Activity:
Extract all lines in the data that contain the word "this".

Data excerpts:
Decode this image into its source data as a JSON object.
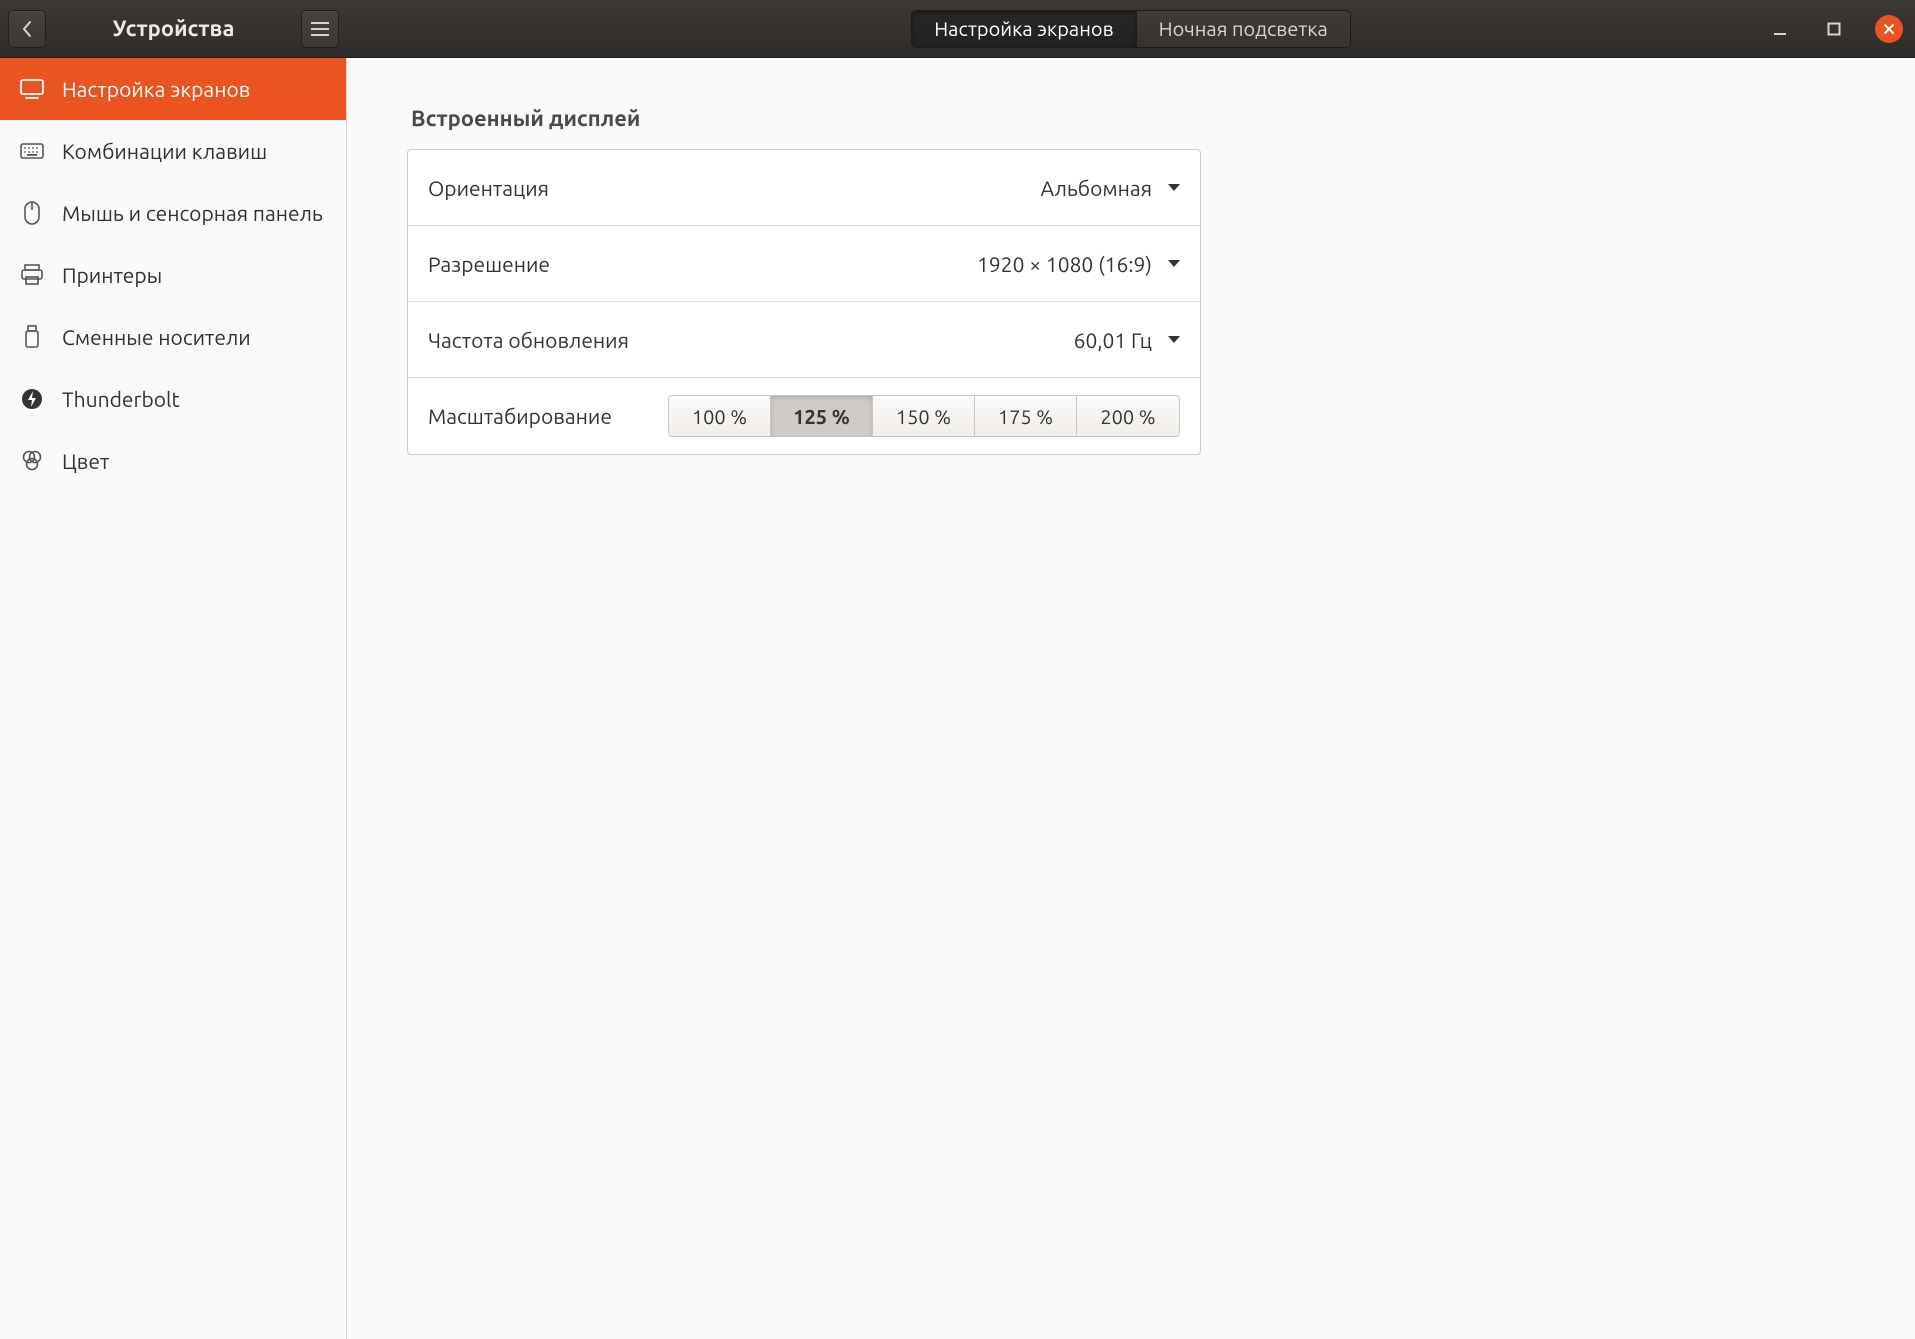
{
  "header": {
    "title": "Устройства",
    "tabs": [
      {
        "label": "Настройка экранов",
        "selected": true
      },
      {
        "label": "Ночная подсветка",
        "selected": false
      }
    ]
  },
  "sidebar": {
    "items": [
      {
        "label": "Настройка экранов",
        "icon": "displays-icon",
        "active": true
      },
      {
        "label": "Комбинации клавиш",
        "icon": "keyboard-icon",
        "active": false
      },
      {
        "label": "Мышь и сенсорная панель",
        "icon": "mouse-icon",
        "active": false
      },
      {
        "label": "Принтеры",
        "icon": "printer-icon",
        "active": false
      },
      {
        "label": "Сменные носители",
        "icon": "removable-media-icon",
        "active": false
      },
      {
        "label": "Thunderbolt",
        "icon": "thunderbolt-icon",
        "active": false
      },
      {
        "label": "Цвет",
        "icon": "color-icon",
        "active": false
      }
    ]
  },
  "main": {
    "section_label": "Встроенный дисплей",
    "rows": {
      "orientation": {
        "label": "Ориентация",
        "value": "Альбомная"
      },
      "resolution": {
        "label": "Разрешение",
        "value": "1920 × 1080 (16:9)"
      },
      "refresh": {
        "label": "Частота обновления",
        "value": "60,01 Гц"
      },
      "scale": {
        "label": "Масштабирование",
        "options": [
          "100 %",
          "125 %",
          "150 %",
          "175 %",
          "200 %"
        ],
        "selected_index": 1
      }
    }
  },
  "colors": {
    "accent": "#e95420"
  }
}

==

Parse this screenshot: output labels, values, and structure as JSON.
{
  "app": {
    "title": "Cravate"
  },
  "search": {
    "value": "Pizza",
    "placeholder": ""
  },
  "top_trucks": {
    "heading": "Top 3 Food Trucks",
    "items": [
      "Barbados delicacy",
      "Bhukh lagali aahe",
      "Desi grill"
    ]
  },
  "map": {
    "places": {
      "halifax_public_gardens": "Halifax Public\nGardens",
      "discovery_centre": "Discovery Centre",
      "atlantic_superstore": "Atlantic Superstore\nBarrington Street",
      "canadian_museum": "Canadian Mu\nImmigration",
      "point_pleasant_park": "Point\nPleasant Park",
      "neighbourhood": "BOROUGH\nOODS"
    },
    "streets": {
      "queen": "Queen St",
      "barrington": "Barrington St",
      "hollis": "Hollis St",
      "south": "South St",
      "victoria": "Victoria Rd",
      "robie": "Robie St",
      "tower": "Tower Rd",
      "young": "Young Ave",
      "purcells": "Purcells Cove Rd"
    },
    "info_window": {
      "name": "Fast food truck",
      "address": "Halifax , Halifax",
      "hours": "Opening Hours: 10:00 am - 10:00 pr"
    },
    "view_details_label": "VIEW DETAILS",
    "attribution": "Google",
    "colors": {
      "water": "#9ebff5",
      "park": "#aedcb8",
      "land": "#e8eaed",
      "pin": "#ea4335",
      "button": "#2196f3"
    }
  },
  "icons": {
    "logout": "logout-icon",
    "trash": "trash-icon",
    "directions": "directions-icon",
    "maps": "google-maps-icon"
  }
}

Written response:
Decode this image into its source data as a JSON object.
Parse this screenshot: output labels, values, and structure as JSON.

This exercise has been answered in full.